◆ Task goal
Check every line of the records below for the string "JSON" and copy the ones that have it.

BEGIN Source data

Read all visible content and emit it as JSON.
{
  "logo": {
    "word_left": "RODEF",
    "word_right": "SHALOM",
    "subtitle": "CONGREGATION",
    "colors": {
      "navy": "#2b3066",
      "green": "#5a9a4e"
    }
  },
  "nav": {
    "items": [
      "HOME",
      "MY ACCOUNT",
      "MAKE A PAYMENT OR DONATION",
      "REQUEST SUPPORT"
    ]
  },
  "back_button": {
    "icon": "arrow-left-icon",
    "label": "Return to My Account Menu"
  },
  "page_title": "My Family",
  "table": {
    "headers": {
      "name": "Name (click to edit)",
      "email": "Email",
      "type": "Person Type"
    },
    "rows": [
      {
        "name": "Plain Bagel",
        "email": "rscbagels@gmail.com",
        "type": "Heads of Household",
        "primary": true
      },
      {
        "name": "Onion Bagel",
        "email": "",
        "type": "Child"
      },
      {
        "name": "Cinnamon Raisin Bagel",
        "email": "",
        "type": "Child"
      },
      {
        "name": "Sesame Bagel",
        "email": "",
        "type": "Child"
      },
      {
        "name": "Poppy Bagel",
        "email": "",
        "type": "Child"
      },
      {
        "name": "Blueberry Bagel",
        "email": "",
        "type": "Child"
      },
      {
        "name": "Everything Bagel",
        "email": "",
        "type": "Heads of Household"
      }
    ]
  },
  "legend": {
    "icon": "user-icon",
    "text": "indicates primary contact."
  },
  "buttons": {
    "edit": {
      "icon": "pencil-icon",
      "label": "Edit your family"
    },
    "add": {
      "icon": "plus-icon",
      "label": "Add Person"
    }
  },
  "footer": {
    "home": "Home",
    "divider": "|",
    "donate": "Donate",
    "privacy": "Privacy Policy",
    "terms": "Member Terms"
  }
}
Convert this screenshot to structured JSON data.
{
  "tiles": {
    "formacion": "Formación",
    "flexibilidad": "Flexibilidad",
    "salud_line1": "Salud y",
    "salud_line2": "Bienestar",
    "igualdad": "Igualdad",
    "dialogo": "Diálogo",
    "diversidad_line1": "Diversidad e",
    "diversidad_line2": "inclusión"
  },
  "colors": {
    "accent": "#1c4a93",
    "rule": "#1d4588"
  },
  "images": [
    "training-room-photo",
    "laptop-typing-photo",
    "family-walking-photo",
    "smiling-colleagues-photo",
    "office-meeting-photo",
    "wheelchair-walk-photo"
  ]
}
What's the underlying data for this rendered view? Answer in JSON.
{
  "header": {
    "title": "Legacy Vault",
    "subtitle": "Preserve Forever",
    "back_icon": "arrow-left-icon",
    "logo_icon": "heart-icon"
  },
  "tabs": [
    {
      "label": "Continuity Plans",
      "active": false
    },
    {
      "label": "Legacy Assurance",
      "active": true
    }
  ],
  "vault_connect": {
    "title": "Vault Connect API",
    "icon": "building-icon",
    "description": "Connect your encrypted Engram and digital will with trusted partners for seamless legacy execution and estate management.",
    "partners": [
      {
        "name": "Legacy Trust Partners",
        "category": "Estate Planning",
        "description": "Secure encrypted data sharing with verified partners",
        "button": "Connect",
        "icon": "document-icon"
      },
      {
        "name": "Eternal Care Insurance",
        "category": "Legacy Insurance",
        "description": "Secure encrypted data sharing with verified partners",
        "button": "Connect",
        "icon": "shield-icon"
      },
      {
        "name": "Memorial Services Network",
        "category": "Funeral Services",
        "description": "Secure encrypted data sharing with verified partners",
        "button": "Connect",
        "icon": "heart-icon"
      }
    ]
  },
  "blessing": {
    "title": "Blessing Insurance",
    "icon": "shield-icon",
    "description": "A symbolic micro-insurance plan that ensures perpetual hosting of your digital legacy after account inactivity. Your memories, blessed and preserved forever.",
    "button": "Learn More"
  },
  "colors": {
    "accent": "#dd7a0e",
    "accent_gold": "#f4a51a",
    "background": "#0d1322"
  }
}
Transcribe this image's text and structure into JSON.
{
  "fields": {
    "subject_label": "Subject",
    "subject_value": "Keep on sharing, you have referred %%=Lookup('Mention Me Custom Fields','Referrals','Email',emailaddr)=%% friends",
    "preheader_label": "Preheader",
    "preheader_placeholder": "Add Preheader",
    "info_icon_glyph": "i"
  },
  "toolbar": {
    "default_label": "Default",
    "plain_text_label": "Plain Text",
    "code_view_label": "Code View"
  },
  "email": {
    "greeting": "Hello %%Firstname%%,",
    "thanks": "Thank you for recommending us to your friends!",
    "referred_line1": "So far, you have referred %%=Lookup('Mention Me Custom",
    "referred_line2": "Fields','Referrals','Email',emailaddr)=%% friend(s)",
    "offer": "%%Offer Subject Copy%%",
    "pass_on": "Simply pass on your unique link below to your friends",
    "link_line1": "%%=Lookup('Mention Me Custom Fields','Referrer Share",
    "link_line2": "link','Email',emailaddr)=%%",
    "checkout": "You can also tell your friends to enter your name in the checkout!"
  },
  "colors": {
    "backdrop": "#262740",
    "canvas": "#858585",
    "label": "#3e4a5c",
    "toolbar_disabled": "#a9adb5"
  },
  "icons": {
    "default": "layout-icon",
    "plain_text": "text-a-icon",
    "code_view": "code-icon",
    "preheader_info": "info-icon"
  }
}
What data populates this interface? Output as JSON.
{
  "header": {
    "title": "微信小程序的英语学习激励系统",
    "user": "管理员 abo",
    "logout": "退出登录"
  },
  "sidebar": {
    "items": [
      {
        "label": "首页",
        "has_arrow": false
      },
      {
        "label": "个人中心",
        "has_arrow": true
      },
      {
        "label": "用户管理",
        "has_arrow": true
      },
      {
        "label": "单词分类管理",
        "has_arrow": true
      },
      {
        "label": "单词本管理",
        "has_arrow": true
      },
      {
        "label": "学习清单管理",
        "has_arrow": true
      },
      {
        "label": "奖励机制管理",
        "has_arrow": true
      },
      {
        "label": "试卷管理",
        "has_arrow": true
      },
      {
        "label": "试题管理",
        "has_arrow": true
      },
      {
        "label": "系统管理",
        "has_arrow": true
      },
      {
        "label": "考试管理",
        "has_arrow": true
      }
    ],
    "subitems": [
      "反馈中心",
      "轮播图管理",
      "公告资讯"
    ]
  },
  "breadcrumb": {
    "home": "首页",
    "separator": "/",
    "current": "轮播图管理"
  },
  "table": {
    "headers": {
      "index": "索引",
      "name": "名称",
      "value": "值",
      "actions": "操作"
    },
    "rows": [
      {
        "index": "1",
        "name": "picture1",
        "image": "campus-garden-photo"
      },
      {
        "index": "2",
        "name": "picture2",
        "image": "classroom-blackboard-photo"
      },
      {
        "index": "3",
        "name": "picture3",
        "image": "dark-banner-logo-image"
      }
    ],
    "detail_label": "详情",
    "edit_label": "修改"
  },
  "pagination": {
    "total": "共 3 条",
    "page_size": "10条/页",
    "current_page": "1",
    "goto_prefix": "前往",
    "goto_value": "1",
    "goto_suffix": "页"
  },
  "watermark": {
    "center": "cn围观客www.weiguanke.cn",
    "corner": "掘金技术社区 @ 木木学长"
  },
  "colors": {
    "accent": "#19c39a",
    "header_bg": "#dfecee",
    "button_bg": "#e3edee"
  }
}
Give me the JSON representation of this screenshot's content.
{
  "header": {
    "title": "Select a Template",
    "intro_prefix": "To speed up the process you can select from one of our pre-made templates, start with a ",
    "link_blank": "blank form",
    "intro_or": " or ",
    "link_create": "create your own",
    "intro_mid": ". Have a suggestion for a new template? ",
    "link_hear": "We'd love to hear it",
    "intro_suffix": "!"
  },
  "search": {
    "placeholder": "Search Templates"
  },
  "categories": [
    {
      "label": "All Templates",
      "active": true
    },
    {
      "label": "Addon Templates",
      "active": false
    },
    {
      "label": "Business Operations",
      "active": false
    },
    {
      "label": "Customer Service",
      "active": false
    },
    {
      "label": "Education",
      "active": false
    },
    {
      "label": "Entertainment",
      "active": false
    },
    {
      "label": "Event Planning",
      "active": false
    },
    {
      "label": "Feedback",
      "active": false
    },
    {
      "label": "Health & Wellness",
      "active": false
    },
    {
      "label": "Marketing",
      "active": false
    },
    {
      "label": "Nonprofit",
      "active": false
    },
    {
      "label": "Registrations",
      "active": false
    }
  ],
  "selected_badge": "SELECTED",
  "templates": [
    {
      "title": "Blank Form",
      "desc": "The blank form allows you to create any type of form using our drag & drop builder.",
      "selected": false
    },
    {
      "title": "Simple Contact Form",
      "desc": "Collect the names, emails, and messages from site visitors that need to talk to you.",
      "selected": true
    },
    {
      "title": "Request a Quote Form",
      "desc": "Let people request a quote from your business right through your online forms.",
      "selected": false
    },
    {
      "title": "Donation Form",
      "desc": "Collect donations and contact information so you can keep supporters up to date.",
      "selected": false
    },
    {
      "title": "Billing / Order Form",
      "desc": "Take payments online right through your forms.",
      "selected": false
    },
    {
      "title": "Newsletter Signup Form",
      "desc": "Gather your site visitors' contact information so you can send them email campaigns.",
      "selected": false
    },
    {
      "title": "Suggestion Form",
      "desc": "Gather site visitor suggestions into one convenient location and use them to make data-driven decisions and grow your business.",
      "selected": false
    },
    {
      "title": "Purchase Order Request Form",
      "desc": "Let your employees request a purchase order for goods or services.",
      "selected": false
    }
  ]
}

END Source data

◆ Exercise response
Read all visible content and emit it as JSON.
Convert this screenshot to structured JSON data.
What's the underlying data for this rendered view? Answer in JSON.
Transcribe this image's text and structure into JSON.
What data populates this interface? Output as JSON.
Give me the JSON representation of this screenshot's content.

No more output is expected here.